“Trappist monk and author Matthew Kelty states,
"Since most men have a woman to love, whom is the gay man to love? God, surely, in the context of community and a noble, celibate service. This is the pattern of history, for then the sexual is absorbed in the loving communion with God and community.
‘The Land I Love In,’ Homosexuality in the Priesthood and Religious Life, ed. Jeannine Gramick (New York: Crossroads, 1989) p. 148.”
Father David Trosch, said the following in a published letter,
“Perhaps a year later in a conversation with a highly placed priest of the archdiocese he stated that approximately 35% of priests were homosexuals. It was most disconcerting to read the following article in which Fr. Cozzens, the head of a Catholic seminary, says that estimates range as high as 60% of American priests are homosexual.
Unfortunately the article states that, "Cozzens is not against ordaining gay men, and concedes some effective bishops and even some popes may have been gay."
I totally disagree with his position of not being against ordaining gay men. I personally believe that it should be incorporated into the Code of Canon Law that homosexual orientation invalidates ordination, that is, makes homosexual orientation a diriment impediment to ordination.”

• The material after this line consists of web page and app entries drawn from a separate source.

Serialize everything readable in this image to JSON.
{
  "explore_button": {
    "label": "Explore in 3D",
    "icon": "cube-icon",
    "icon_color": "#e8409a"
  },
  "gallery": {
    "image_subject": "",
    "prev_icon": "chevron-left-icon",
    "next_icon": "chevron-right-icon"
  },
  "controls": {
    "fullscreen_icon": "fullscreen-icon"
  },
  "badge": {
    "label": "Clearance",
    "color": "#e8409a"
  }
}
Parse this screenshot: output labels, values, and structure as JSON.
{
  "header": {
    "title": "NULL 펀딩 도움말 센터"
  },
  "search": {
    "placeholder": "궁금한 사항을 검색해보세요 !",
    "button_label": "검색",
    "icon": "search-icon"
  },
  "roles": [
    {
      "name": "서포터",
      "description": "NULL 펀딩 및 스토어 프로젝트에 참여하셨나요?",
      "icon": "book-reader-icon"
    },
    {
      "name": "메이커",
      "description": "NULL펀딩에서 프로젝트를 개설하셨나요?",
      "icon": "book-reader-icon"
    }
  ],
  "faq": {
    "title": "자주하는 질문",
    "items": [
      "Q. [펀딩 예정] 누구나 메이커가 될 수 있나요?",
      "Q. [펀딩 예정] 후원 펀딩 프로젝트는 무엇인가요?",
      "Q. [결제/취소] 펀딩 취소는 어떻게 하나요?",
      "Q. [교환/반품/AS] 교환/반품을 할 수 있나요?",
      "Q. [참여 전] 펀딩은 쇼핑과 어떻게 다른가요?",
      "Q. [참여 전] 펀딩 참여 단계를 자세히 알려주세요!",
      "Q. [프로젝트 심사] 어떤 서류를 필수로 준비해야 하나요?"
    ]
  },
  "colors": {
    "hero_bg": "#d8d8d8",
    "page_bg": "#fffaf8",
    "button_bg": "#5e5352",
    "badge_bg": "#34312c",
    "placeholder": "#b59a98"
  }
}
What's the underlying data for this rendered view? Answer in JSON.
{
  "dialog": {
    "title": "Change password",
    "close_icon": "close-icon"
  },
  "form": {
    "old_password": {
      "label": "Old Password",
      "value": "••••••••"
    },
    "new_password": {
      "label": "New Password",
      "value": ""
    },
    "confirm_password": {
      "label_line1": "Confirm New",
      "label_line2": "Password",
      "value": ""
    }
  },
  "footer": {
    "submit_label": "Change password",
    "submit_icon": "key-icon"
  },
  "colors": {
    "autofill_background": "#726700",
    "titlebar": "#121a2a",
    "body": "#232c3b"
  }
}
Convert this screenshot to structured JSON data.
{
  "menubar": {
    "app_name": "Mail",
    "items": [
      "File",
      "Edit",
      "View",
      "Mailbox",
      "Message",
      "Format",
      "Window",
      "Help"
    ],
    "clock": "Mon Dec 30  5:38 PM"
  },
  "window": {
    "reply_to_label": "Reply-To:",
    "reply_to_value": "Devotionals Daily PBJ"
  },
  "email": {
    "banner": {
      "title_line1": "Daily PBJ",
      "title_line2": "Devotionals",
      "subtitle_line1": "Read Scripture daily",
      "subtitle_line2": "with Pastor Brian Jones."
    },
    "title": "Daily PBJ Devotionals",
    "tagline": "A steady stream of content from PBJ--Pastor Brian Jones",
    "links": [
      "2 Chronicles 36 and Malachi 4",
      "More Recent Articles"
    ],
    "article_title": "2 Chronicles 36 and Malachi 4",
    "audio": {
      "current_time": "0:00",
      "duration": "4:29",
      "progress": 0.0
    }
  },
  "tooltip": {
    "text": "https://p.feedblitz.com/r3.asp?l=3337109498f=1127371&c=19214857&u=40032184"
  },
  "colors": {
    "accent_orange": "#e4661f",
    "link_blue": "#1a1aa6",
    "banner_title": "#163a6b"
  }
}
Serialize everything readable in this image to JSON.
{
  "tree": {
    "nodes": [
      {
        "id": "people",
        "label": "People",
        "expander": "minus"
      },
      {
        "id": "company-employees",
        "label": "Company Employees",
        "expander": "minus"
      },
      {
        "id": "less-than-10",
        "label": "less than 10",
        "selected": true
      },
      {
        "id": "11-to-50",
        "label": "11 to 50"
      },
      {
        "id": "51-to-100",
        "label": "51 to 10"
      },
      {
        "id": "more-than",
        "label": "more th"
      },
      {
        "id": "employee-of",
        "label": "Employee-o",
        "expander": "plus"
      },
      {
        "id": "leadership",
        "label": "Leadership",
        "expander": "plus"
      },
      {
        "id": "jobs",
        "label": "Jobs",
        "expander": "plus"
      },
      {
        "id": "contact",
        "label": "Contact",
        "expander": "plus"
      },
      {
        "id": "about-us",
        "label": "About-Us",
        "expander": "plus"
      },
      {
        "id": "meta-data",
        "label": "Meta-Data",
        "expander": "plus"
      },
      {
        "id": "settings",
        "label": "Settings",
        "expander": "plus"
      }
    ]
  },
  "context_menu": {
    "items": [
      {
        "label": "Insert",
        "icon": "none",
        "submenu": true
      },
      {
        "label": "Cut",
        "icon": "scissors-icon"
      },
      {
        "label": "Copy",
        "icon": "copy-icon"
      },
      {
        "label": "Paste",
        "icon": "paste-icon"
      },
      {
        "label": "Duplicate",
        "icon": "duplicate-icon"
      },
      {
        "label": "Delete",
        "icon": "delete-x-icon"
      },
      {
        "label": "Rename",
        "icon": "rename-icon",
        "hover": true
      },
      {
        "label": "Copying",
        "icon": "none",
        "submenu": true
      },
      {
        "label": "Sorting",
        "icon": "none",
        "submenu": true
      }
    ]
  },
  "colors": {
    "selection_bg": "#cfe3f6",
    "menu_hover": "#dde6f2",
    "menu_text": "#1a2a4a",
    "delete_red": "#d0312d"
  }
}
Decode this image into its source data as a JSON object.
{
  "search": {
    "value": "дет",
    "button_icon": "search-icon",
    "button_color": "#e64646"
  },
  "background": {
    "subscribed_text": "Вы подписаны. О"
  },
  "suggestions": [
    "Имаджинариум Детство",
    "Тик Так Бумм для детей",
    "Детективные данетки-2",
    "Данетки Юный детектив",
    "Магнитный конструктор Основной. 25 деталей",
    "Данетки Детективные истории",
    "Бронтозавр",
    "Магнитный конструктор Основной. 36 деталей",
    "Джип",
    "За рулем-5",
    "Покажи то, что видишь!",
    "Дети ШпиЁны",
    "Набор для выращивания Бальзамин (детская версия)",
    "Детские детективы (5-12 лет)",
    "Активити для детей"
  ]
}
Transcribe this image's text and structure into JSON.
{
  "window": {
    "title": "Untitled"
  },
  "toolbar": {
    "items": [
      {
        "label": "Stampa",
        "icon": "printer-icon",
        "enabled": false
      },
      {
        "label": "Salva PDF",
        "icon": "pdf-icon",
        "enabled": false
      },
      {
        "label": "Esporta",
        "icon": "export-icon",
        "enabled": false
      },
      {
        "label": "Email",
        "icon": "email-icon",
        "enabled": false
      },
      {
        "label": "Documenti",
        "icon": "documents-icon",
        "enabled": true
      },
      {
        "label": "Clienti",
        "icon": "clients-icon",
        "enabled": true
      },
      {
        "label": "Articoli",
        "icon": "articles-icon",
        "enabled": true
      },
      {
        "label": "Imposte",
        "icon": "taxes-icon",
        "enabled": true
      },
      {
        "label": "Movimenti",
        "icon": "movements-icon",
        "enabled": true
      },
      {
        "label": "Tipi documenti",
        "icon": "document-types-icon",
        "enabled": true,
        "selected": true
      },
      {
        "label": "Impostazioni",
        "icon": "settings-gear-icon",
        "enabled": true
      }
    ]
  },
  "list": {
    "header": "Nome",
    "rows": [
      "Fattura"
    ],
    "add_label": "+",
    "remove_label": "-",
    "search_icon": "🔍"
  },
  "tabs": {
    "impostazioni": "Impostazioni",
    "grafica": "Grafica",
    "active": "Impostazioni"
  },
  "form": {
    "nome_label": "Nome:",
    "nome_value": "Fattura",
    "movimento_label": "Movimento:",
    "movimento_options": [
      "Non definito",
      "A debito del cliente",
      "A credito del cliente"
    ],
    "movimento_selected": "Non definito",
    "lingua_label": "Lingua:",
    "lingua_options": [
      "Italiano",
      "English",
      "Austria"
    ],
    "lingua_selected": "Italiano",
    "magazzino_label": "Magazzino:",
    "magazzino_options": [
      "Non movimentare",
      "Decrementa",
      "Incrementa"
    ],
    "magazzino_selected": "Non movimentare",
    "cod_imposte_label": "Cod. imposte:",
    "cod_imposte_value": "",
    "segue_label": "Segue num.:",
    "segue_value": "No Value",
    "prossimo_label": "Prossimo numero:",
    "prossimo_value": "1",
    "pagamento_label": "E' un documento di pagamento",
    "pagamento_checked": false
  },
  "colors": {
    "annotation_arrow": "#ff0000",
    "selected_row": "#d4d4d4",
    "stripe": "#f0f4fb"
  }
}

All of this data might only be of interest to academics, psychologists, sociologists and Church officials; were it not for the fact that those responsible for this state of affairs (no pun intended) in the Catholic Church are themselves promoting an anti-LGBTQ social and political agenda. New York state will be the next battleground for an intense lobbying effort by Catholic bishops (led by Dolan of NYC) of elected officials. This will be an effort by Archbishop Dolan & Co. to defeat Marriage Equality legislation from becoming a reality in New York State.
The fact that many of these Catholic bishops are themselves gay, as the statistics clearly suggest, is something that many of us in the Catholic Church and the LGBTQ community already know. Some of the most homophobic people in the world, are repressed homosexuals.
More bad news for Catholic bishops come from an unexpected source, Catholic theologians.
"Creighton University professors Todd A. Salzman and Michael G. Lawler are the latest voices on the Catholic circuit. Their 2008 book, "The Sexual Person," just earned a rebuke from the U.S. bishops' doctrine committee.
Salzman and Lawler's dense academic argument turns traditional Catholic teaching on natural law on its head. They redefine natural law, saying "nature" is personal and individual, and that sexual activity need not be directed at procreation (contrary to what the Catholic Church has always said).
Salzman and Lawler argue that what is "natural" for a heterosexual is not "natural" for a homosexual, and therefore homosexuals and heterosexuals must act in accord with their personal "natures".
In other words, if it's "natural" for a homosexual to perform homosexual acts, then--for that person--heterosexual acts would be "unnatural" and immoral. For the two professors, homosexual activity is only immoral for the heterosexual acting against his or her nature.
Bottom line: Salzman and Lawler are arguing that homosexuality is a status, not a choice. If that's the case, then everyone--including the Catholic Church--should line up in support of an entire rainbow of gay-related arguments and ideas."
Ever increasing numbers of ordinary Catholics are disregarding the Pope and bishops on Same-sex orientation and Marriage Equality. They have already done this with regards to divorce and remarriage, artificial contraception and the role of women in society.
I wonder how long it will take U.S. Elected officials to connect the dots and discover that Catholic bishops do not speak on behalf of Catholic Voters. In fact, listening to Catholic bishops on social issues, is likely to infuriate (Catholic and Non-Catholic) voters and could cost Elected officials reelection.